17 Dazzy Vance 6.17 218.2 1931 40 BRO NL 30 29 12 2 1 11 13 .458 0 221 99 82 53 150 3.38 3.18 114 12 918 0 0 1
18 Walter Beall 6.17 81.2 1926 26 NYY AL 20 9 1 0 6 2 4 .333 1 71 46 32 68 56 3.53 4.58 110 2 384 6 3 7
19 Dizzy Dean 6.11 293.0 1933 23 STL NL 48 34 26 3 12 20 18 .526 5 279 113 99 64 199 3.04 2.63 114 11 1202 5 0 2
20 Dazzy Vance 6.09 99.0 1933 42 STL NL 28 11 2 0 7 6 2 .750 3 105 42 39 28 67 3.55 2.72 98 3 427 1 0 3
21 Dazzy Vance 6.06 273.1 1927 36 BRO NL 34 32 25 2 2 16 15 .516 1 242 98 82 69 184 2.70 3.07 147 12 1123 6 0 2
22 Dazzy Vance 6.02 258.2 1930 39 BRO NL 35 31 20 4 3 17 15 .531 1 241 97 75 55 173 2.61 3.61 189 15 1061 5 1 4
23 Dizzy Dean 6.01 286.0 1932 22 STL NL 46 33 16 4 10 18 15 .545 2 280 122 105 102 191 3.30 3.44 120 14 1203 5 2 2
Provided by View Play Index Tool Used
Generated 3/8/2015.

23 seasons starting the year after Babe Ruth's rookie season in the American League, 1914, which had a disproportionate number of occurrences

Dazzy Vance dominates with 9 of the 23 seasons, not to be confused with Dizzy Dean who had 2 of the 23.  Whit Wyatt had the fewest starts: 7 in 1930  in 85 innings.  Jumbo Brown had the fewest innings: 74 in 1933.  In only two other seasons did one of these seasons have fewer than 100 innings, including Vance with 99 innings in 1933 at age 42.

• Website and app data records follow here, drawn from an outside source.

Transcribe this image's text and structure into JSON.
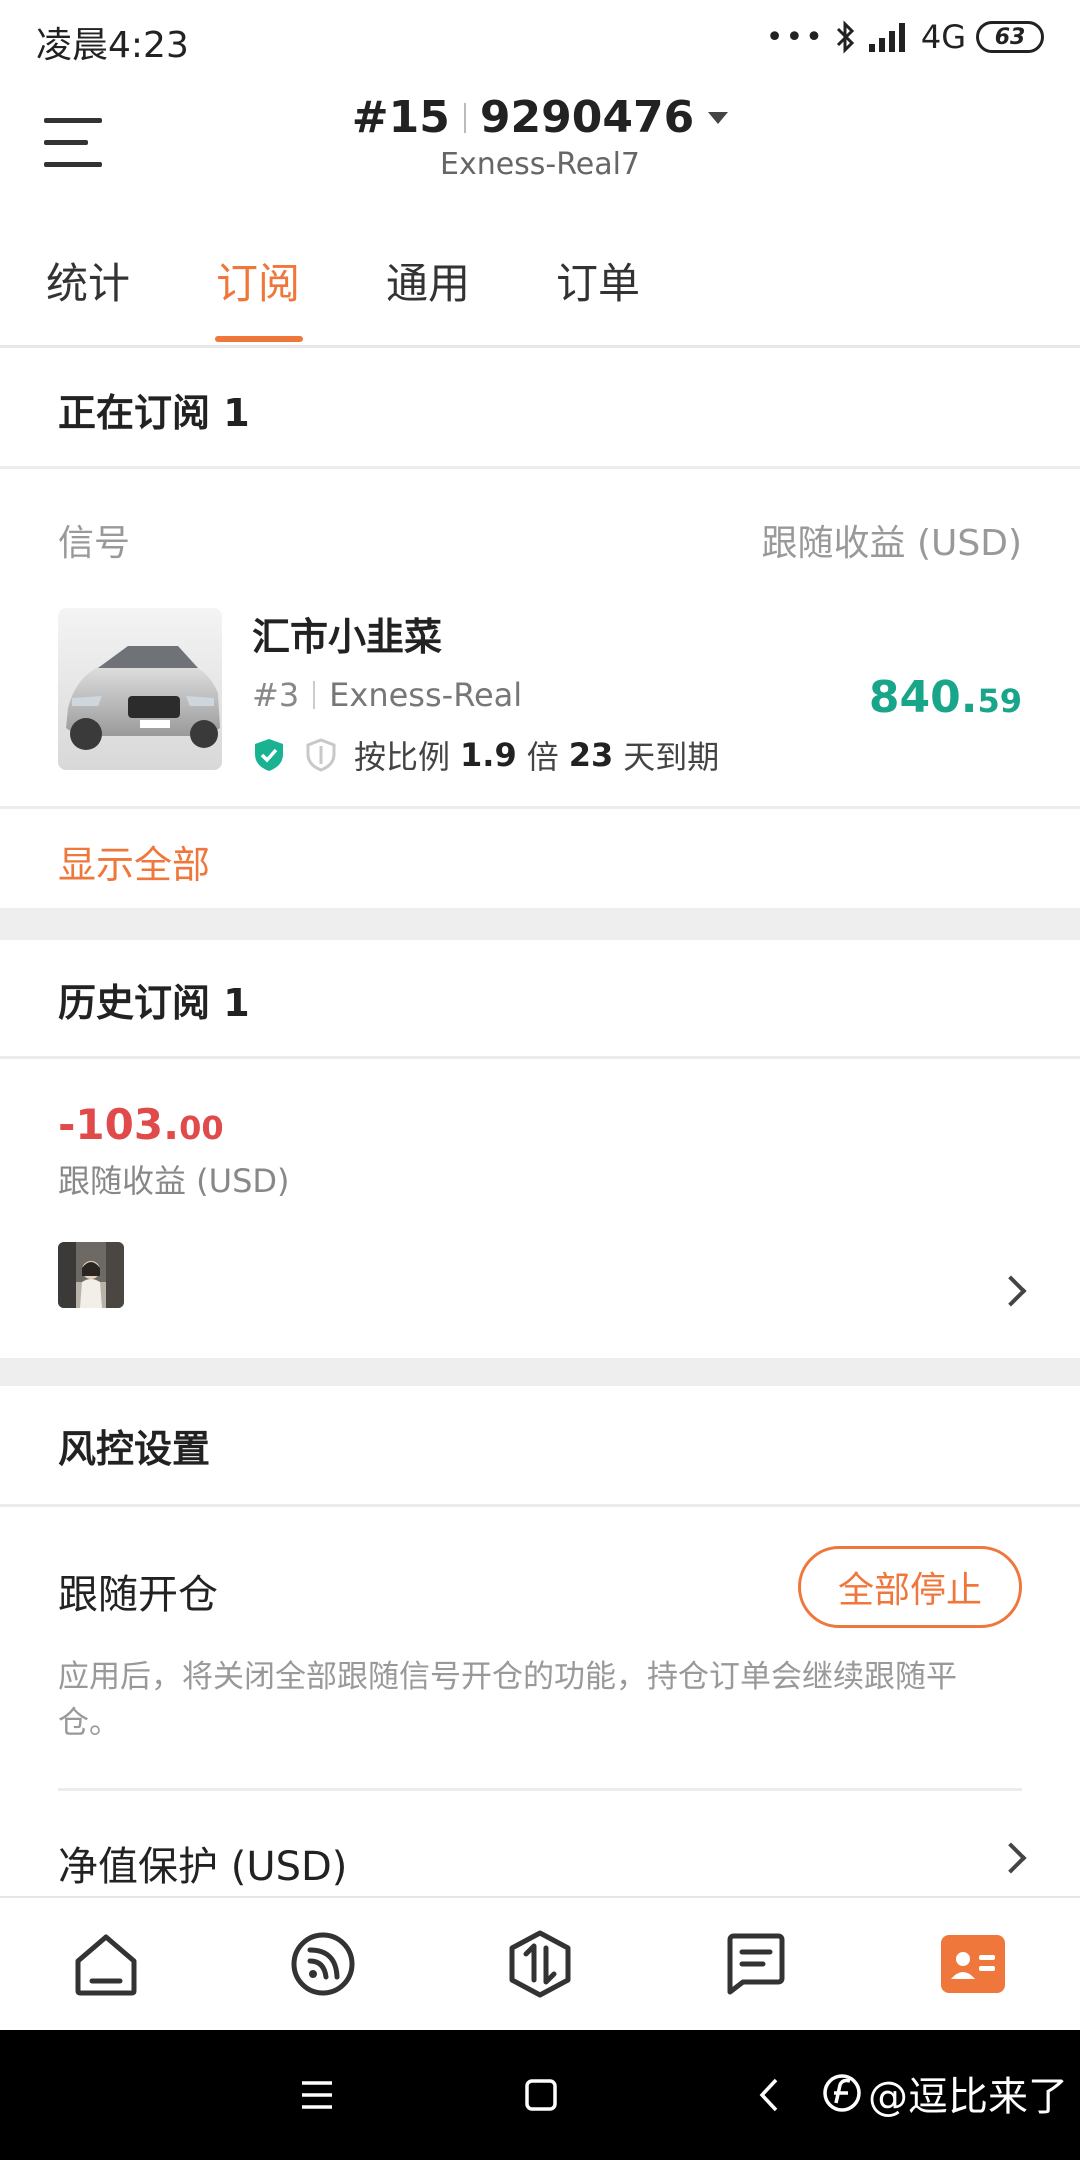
{
  "status_bar": {
    "time": "凌晨4:23",
    "signal": "4G",
    "battery": "63"
  },
  "header": {
    "account_rank": "#15",
    "account_number": "9290476",
    "server": "Exness-Real7"
  },
  "tabs": [
    {
      "label": "统计",
      "active": false
    },
    {
      "label": "订阅",
      "active": true
    },
    {
      "label": "通用",
      "active": false
    },
    {
      "label": "订单",
      "active": false
    }
  ],
  "current": {
    "title": "正在订阅 1",
    "col_signal": "信号",
    "col_profit": "跟随收益 (USD)",
    "signal": {
      "name": "汇市小韭菜",
      "rank": "#3",
      "server": "Exness-Real",
      "ratio_prefix": "按比例",
      "ratio": "1.9",
      "ratio_unit": "倍",
      "days": "23",
      "days_suffix": "天到期",
      "profit_int": "840.",
      "profit_dec": "59"
    },
    "show_all": "显示全部"
  },
  "history": {
    "title": "历史订阅 1",
    "profit_int": "-103.",
    "profit_dec": "00",
    "profit_label": "跟随收益 (USD)"
  },
  "risk": {
    "title": "风控设置",
    "follow_open_label": "跟随开仓",
    "stop_all": "全部停止",
    "description": "应用后，将关闭全部跟随信号开仓的功能，持仓订单会继续跟随平仓。",
    "equity_protection": "净值保护 (USD)"
  },
  "nav": [
    "home-icon",
    "signal-feed-icon",
    "trade-icon",
    "messages-icon",
    "profile-card-icon"
  ],
  "watermark": "@逗比来了",
  "colors": {
    "accent": "#f0773c",
    "profit": "#19a58a",
    "loss": "#e04a4a"
  }
}
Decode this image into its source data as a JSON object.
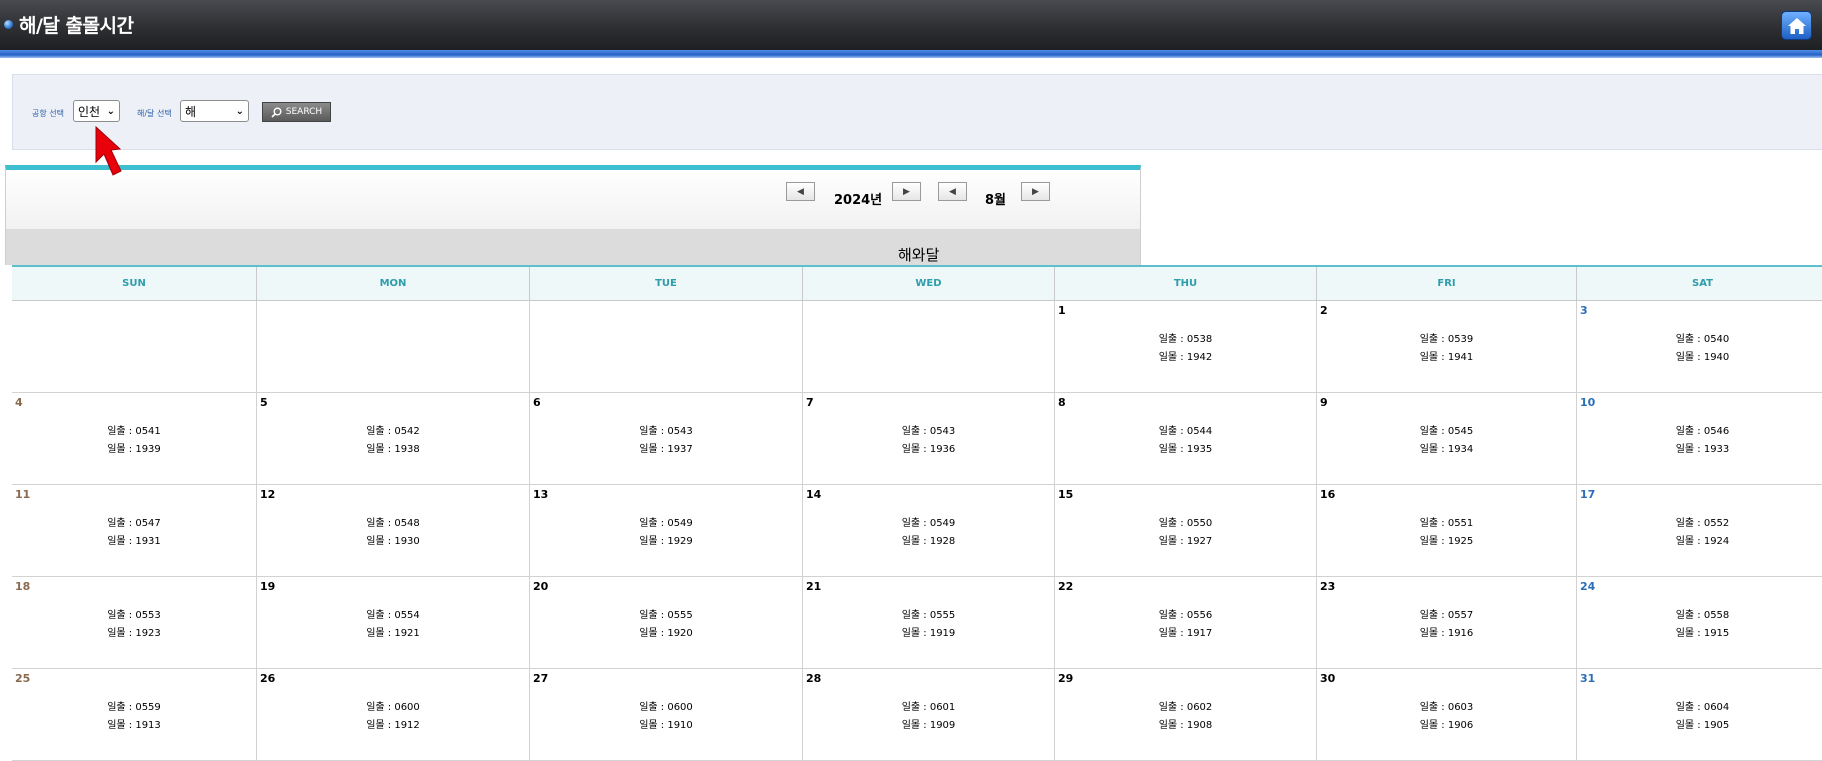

In 14 of 23 the pitcher led his league in SO.  Dizzy Dean is the only one to lead his league in innings: 286 in 1932.  Bump Hadley appeared in the most games of the 23 seasons: 55 (11 starts) in 1931, 179 innings.

Dazzy Vance 1922 via Wikimedia Commons